All people like traveling to exciting places. While this idea often make us think of costly journeys to exotic destinations like the heart of African forests, there are some wonderful, less discovered spots in Iran.
Here are some of these sites, as reported by ISNA in Farsi:
Valley of Genies in Tabas
There is an astonishing valley in South Khorasan Province, eastern Iran, which is believed to be the residence of genies because of its unusual look. There are tunnels and houses called “Khaneh-Gabrha” (house of Zoroastrians) in the walls of this valley which had been used as lodgments by Zoroastrian people in old times. It is said that they date back to Sassanid Empire.
This valley, which is located 30km away from the city of Tabas, can be dangerous to visit without guidance because of its long, steep walls. Local people, who call it “Kal Jenni” (the valley of genies), can be your guide during your journey.
Stony Garden of Sirjan
Bagh-e Sangi [Stony Garden] is a tourist attraction in Sirjan, Kerman Province, in southern Iran. “Darvish Khan Esfandiarpour, the owner of this garden located about 40km of Sirjan, was a deaf and mute man who lived there with his family and made a living out of gardening and shepherding.
After the Iranian land reform in 1963, he left gardening in protest at the loss of his lands until all trees in his garden (the parts remained after the distribution of lands) died. Then he hung stony fruits on the branches of fruit trees and used to take care of them like real fruits.
Esfandiarpour died in 2007 at the age of 90, and was buried in his garden. His stony garden is still alive, though, and is visited by many people.
Mud Volcano of Chabahar
The mud volcano of Bandar-e Tang, 100km away from Chabahar, southeastern Iran, is surrounded by the mud that boils and comes out of it, and a homochromatic desert. At the top of the mountain, there is a mud-covered hole less than one metre wide and about half a meter deep. Every 10 to 15 minutes, some mud comes out of the hole, sounding like the burst of a bubble, and scatters around. The formation of mountain has been probably due to the activity of mud volcano over the years.
The mud volcano is a natural phenomenon in which mud and slurries come out of layers beneath the earth surface, boil in the shape of spring and form mounds.

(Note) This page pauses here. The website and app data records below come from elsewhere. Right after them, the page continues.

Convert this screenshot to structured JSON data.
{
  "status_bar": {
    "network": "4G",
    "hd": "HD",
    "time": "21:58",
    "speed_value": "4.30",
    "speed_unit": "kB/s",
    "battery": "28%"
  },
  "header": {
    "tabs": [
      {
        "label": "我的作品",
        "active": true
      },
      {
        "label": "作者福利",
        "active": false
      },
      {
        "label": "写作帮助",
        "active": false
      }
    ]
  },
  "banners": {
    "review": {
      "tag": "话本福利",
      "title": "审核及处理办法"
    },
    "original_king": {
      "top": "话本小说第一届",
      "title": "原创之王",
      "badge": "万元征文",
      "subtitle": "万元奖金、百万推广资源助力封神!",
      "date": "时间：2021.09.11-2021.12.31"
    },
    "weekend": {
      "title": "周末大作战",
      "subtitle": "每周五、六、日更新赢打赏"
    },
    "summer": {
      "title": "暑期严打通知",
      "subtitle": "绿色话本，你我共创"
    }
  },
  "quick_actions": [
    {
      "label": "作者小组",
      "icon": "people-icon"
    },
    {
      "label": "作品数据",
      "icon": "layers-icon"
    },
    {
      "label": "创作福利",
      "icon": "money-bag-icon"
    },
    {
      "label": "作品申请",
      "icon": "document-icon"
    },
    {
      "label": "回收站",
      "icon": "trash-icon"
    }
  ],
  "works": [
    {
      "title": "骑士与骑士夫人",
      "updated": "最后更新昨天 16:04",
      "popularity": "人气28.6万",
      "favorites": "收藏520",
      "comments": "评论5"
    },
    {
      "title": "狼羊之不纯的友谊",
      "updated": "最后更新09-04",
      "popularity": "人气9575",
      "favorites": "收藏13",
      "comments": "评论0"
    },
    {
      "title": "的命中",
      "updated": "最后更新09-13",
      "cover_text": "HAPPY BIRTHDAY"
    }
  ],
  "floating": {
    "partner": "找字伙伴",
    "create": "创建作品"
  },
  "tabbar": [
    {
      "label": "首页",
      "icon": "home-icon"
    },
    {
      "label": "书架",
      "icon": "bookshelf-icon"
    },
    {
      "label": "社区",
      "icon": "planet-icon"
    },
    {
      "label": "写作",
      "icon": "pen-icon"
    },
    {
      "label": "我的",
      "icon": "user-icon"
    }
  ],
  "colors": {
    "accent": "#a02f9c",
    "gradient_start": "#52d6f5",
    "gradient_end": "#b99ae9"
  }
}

Time Spring of Lorestan
The spring of “Vaght-e Sa’at” (the time) in Doroud, Lorestan Province in Western Iran, is called so because its water flows and stops flowing naturally at certain intervals from 45 to 90 minutes. This continues throughout the year.
This spring is located in a cave that makes it more attractive. The water of this spring flows through the cave before reaching the skirts of Periz Mount and going downward.
Valley of Ghosts in Dezful
“Darreh-ye Arvah” (the valley of ghosts), also known as “Darreh Koul Khersan”, is located 40km away from Dezful, southwestern Iran. The entrance of valley is covered by beautiful, varied trees.
The valley of ghosts is a wonderful place because of its hot springs of walls, permanent water flow, waterfall, drip-water, woodland and different plants.
In some points, the canyon becomes so narrow that just one person is able to pass through it. Sometimes the valley’s walls meet at the top or just a narrow aperture remains. The valley ends in Dez River, where you can reach the land by swimming or boating.
Screaming Forest of Torqabeh
A forest near Sarborj village of Torqabeh, northeastern Iran, produces scary voices during the night. The source is still unknown; however, some locals link it to the swarm of locusts who attack the forest.
Stepped Springs of Badab-e Surt
The stepped springs of Badab-e Surt in Sari, northern Iran, are unique as there are several springs with totally different waters regarding their colour, smell, taste and volume in this site.
In downstream slope of mountain, the flow of sedimentary and gassed water have formed hundreds of terraces and tens of beautiful orange, yellow and red pools in different sizes over the years. Badab-e surt is attractive mainly due to this unparalleled feature. The vision of terraces in mountain skirts surrounded by picturesque environs is stunning, especially at the sunset.
The first spring of this site contains very salty water in a deep, 15-metre wide pool. The second spring, in north-western upstream of the first, has sour red and orange water. A layer of Iron sediment is seen around it.
Medical Spring of Qorveh
18 kilometres northeast of Qorveh, northwestern Iran, there is a roaring spring which contains colourful water because of minerals, sulphur in particular. The water of this spring, named “Baba Gorgor” after an adjacent village, is often reddish but sometimes turns to lime.
Its mineral water is used as a remedy for skin diseases, indigestion and other gastrointestinal diseases, rickets and swelling.